Report all lines of the data below that hold the word "completer".

Record excerpts:
---+---
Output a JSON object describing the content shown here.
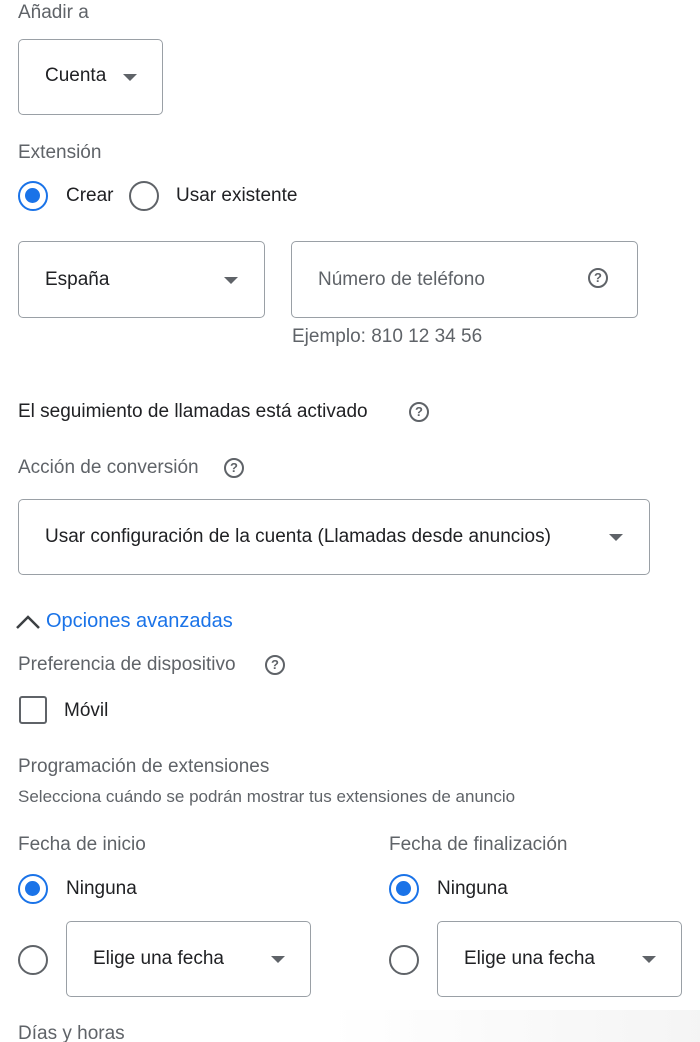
{
  "add_to": {
    "label": "Añadir a",
    "select_value": "Cuenta"
  },
  "extension": {
    "label": "Extensión",
    "radio_create": "Crear",
    "radio_existing": "Usar existente",
    "selected": "Crear"
  },
  "phone": {
    "country_value": "España",
    "number_placeholder": "Número de teléfono",
    "example": "Ejemplo: 810 12 34 56"
  },
  "call_tracking": {
    "text": "El seguimiento de llamadas está activado"
  },
  "conversion": {
    "label": "Acción de conversión",
    "select_value": "Usar configuración de la cuenta (Llamadas desde anuncios)"
  },
  "advanced": {
    "toggle_label": "Opciones avanzadas",
    "device_label": "Preferencia de dispositivo",
    "mobile_label": "Móvil",
    "mobile_checked": false
  },
  "schedule": {
    "title": "Programación de extensiones",
    "subtitle": "Selecciona cuándo se podrán mostrar tus extensiones de anuncio",
    "start": {
      "label": "Fecha de inicio",
      "none_label": "Ninguna",
      "date_placeholder": "Elige una fecha",
      "selected": "Ninguna"
    },
    "end": {
      "label": "Fecha de finalización",
      "none_label": "Ninguna",
      "date_placeholder": "Elige una fecha",
      "selected": "Ninguna"
    },
    "days_hours_label": "Días y horas"
  },
  "colors": {
    "accent": "#1a73e8",
    "text": "#202124",
    "muted": "#5f6368",
    "border": "#9aa0a6"
  },
  "icons": {
    "dropdown": "caret-down-icon",
    "help": "help-circle-icon",
    "collapse": "chevron-up-icon"
  }
}
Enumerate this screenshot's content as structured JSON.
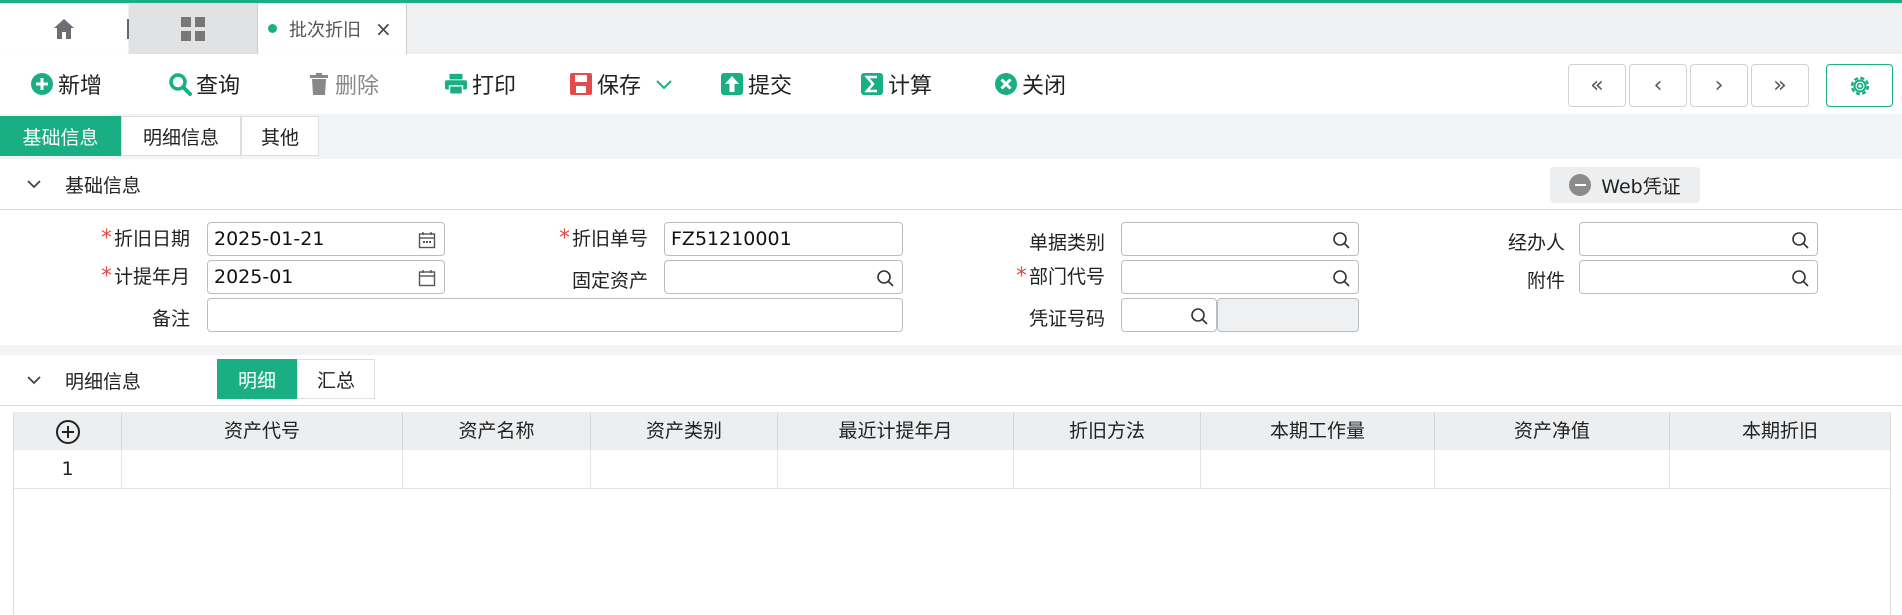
{
  "colors": {
    "accent": "#1aae84",
    "required": "#e34a4a",
    "print": "#1aae84",
    "save": "#e34a4a"
  },
  "tabs": {
    "home_icon": "home-icon",
    "grid_icon": "grid-icon",
    "active_label": "批次折旧",
    "close_glyph": "×"
  },
  "toolbar": {
    "add_label": "新增",
    "query_label": "查询",
    "delete_label": "删除",
    "print_label": "打印",
    "save_label": "保存",
    "submit_label": "提交",
    "calc_label": "计算",
    "close_label": "关闭",
    "nav_first": "«",
    "nav_prev": "‹",
    "nav_next": "›",
    "nav_last": "»"
  },
  "section_tabs": [
    "基础信息",
    "明细信息",
    "其他"
  ],
  "basic": {
    "title": "基础信息",
    "web_voucher": "Web凭证",
    "fields": {
      "dep_date_label": "折旧日期",
      "dep_date_value": "2025-01-21",
      "dep_no_label": "折旧单号",
      "dep_no_value": "FZ51210001",
      "doc_type_label": "单据类别",
      "handler_label": "经办人",
      "accrual_month_label": "计提年月",
      "accrual_month_value": "2025-01",
      "fixed_asset_label": "固定资产",
      "dept_code_label": "部门代号",
      "attachment_label": "附件",
      "remark_label": "备注",
      "voucher_no_label": "凭证号码"
    }
  },
  "detail": {
    "title": "明细信息",
    "tabs": [
      "明细",
      "汇总"
    ],
    "columns": [
      "资产代号",
      "资产名称",
      "资产类别",
      "最近计提年月",
      "折旧方法",
      "本期工作量",
      "资产净值",
      "本期折旧"
    ],
    "rows": [
      {
        "index": "1"
      }
    ]
  }
}
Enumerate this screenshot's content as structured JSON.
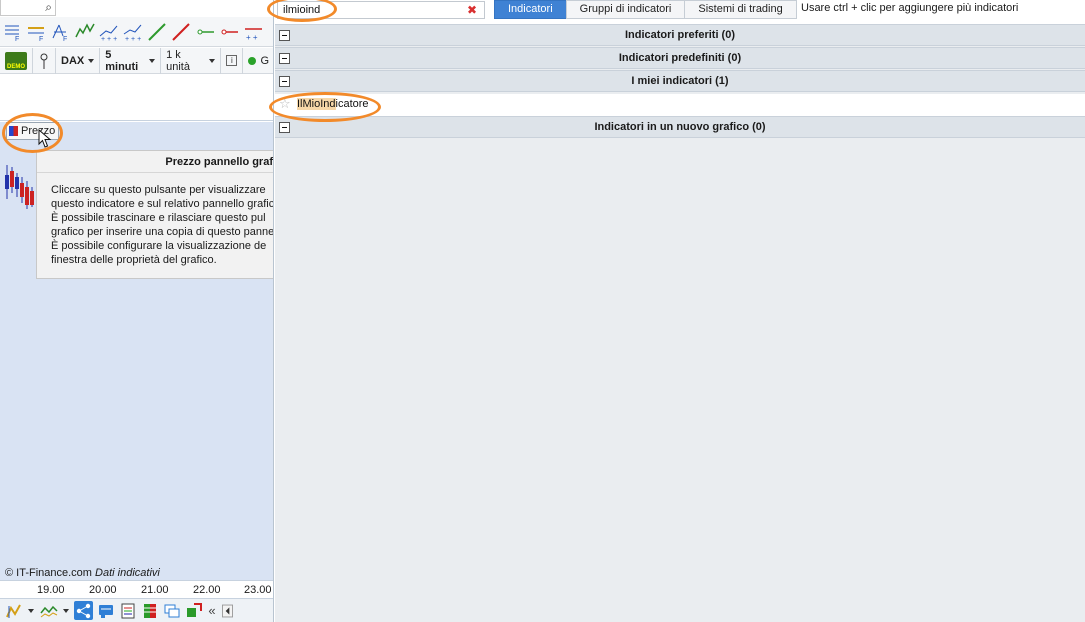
{
  "left_panel": {
    "chart_toolbar": {
      "demo_badge": "DEMO",
      "instrument": "DAX",
      "timeframe": "5 minuti",
      "units": "1 k unità",
      "info_icon": "i",
      "status_letter": "G"
    },
    "prezzo_button": "Prezzo",
    "tooltip": {
      "title": "Prezzo pannello graf",
      "lines": [
        "Cliccare su questo pulsante per visualizzare",
        "questo indicatore e sul relativo pannello grafic",
        "È possibile trascinare e rilasciare questo pul",
        "grafico per inserire una copia di questo panne",
        "È possibile configurare la visualizzazione de",
        "finestra delle proprietà del grafico."
      ]
    },
    "credit": {
      "source": "© IT-Finance.com",
      "note": "Dati indicativi"
    },
    "time_axis": [
      "19.00",
      "20.00",
      "21.00",
      "22.00",
      "23.00"
    ],
    "bottom_toolbar": {
      "collapse_label": "«"
    }
  },
  "right_panel": {
    "search": {
      "value": "ilmioind",
      "clear_icon": "✖"
    },
    "tabs": [
      "Indicatori",
      "Gruppi di indicatori",
      "Sistemi di trading"
    ],
    "active_tab": "Indicatori",
    "hint": "Usare ctrl + clic per aggiungere più indicatori",
    "sections": {
      "favorites": "Indicatori preferiti (0)",
      "predefined": "Indicatori predefiniti (0)",
      "mine": "I miei indicatori (1)",
      "new_chart": "Indicatori in un nuovo grafico (0)"
    },
    "my_indicator": {
      "match": "IlMioInd",
      "rest": "icatore",
      "star_icon": "☆"
    }
  },
  "colors": {
    "accent": "#3f82d4",
    "highlight_ring": "#f28a2a",
    "chart_bg": "#d9e3f3",
    "section_bg": "#dde3e9"
  }
}
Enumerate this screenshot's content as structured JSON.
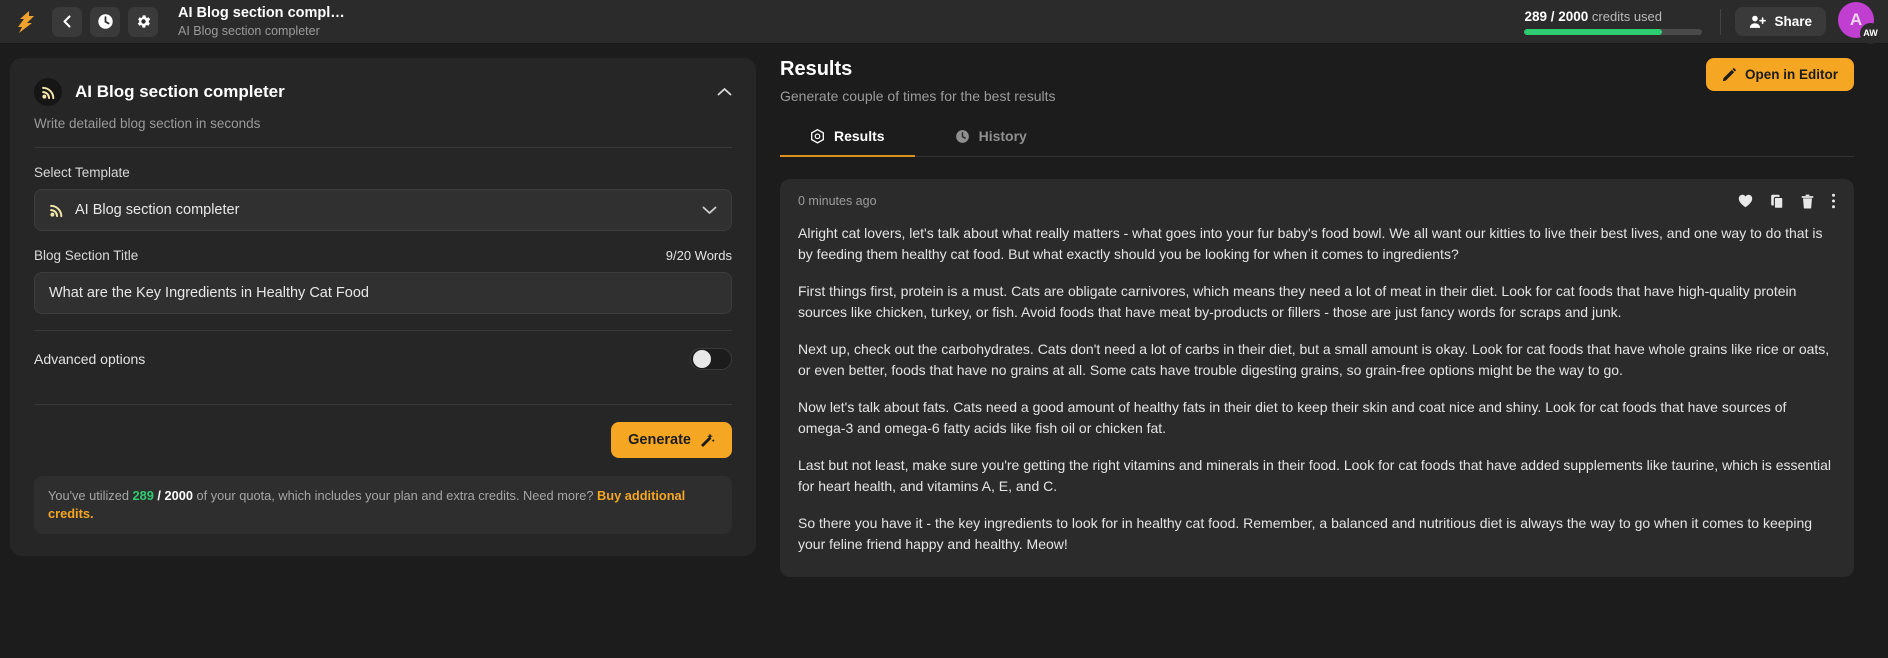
{
  "topbar": {
    "logo_icon": "lightning-s-logo",
    "back_icon": "chevron-left-icon",
    "history_icon": "clock-icon",
    "settings_icon": "gear-icon",
    "title": "AI Blog section compl…",
    "subtitle": "AI Blog section completer",
    "credits": {
      "used": "289",
      "separator": " / ",
      "total": "2000",
      "suffix": " credits used",
      "percent": 77
    },
    "share_label": "Share",
    "share_icon": "person-add-icon",
    "avatar_initial": "A",
    "avatar_badge": "AW",
    "avatar_color": "#c13fd0"
  },
  "left_panel": {
    "card_title": "AI Blog section completer",
    "card_icon": "rss-signal-icon",
    "collapse_icon": "chevron-up-icon",
    "card_subtitle": "Write detailed blog section in seconds",
    "select_template_label": "Select Template",
    "selected_template": "AI Blog section completer",
    "select_chevron_icon": "chevron-down-icon",
    "blog_title_label": "Blog Section Title",
    "word_count": "9/20 Words",
    "blog_title_value": "What are the Key Ingredients in Healthy Cat Food",
    "blog_title_placeholder": "Enter blog section title",
    "advanced_options_label": "Advanced options",
    "advanced_options_state": "off",
    "generate_label": "Generate",
    "generate_icon": "magic-wand-icon",
    "quota": {
      "prefix": "You've utilized ",
      "used": "289",
      "slash": " / ",
      "total": "2000",
      "middle": " of your quota, which includes your plan and extra credits. Need more? ",
      "link": "Buy additional credits."
    }
  },
  "right_panel": {
    "title": "Results",
    "subtitle": "Generate couple of times for the best results",
    "open_editor_label": "Open in Editor",
    "open_editor_icon": "pencil-icon",
    "tabs": [
      {
        "label": "Results",
        "icon": "gear-hex-icon",
        "active": true
      },
      {
        "label": "History",
        "icon": "clock-icon",
        "active": false
      }
    ],
    "result": {
      "timestamp": "0 minutes ago",
      "icons": [
        "heart-icon",
        "copy-icon",
        "trash-icon",
        "more-vertical-icon"
      ],
      "paragraphs": [
        "Alright cat lovers, let's talk about what really matters - what goes into your fur baby's food bowl. We all want our kitties to live their best lives, and one way to do that is by feeding them healthy cat food. But what exactly should you be looking for when it comes to ingredients?",
        "First things first, protein is a must. Cats are obligate carnivores, which means they need a lot of meat in their diet. Look for cat foods that have high-quality protein sources like chicken, turkey, or fish. Avoid foods that have meat by-products or fillers - those are just fancy words for scraps and junk.",
        "Next up, check out the carbohydrates. Cats don't need a lot of carbs in their diet, but a small amount is okay. Look for cat foods that have whole grains like rice or oats, or even better, foods that have no grains at all. Some cats have trouble digesting grains, so grain-free options might be the way to go.",
        "Now let's talk about fats. Cats need a good amount of healthy fats in their diet to keep their skin and coat nice and shiny. Look for cat foods that have sources of omega-3 and omega-6 fatty acids like fish oil or chicken fat.",
        "Last but not least, make sure you're getting the right vitamins and minerals in their food. Look for cat foods that have added supplements like taurine, which is essential for heart health, and vitamins A, E, and C.",
        "So there you have it - the key ingredients to look for in healthy cat food. Remember, a balanced and nutritious diet is always the way to go when it comes to keeping your feline friend happy and healthy. Meow!"
      ]
    }
  },
  "colors": {
    "accent_orange": "#f5a623",
    "success_green": "#2ecc71",
    "bg": "#1c1c1c",
    "panel": "#262626"
  }
}
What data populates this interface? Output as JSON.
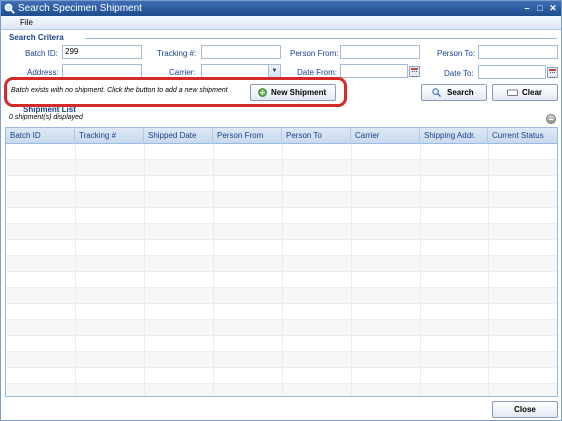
{
  "window": {
    "title": "Search Specimen Shipment"
  },
  "menu": {
    "file": "File"
  },
  "criteria": {
    "title": "Search Critera",
    "batch_id_label": "Batch ID:",
    "batch_id_value": "299",
    "tracking_label": "Tracking #:",
    "tracking_value": "",
    "person_from_label": "Person From:",
    "person_from_value": "",
    "person_to_label": "Person To:",
    "person_to_value": "",
    "address_label": "Address:",
    "address_value": "",
    "carrier_label": "Carrier:",
    "carrier_value": "",
    "date_from_label": "Date From:",
    "date_from_value": "",
    "date_to_label": "Date To:",
    "date_to_value": ""
  },
  "notice": {
    "text": "Batch exists with no shipment. Click the button to add a new shipment",
    "new_shipment_label": "New Shipment"
  },
  "actions": {
    "search_label": "Search",
    "clear_label": "Clear",
    "close_label": "Close"
  },
  "list": {
    "title": "Shipment List",
    "status": "0 shipment(s) displayed",
    "columns": [
      "Batch ID",
      "Tracking #",
      "Shipped Date",
      "Person From",
      "Person To",
      "Carrier",
      "Shipping Addr.",
      "Current Status"
    ]
  },
  "colors": {
    "title_bar": "#295b9f",
    "label": "#15428b",
    "highlight_border": "#d42a2a",
    "grid_border": "#99bbe8"
  },
  "icons": [
    "search-window-icon",
    "minimize-icon",
    "maximize-icon",
    "close-window-icon",
    "calendar-icon",
    "plus-circle-icon",
    "magnifier-icon",
    "eraser-icon",
    "collapse-icon"
  ]
}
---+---
Task output:
    "subtitle": "AI Blog section completer",
    "card_title": "AI Blog section completer",
    "selected_template": "AI Blog section completer",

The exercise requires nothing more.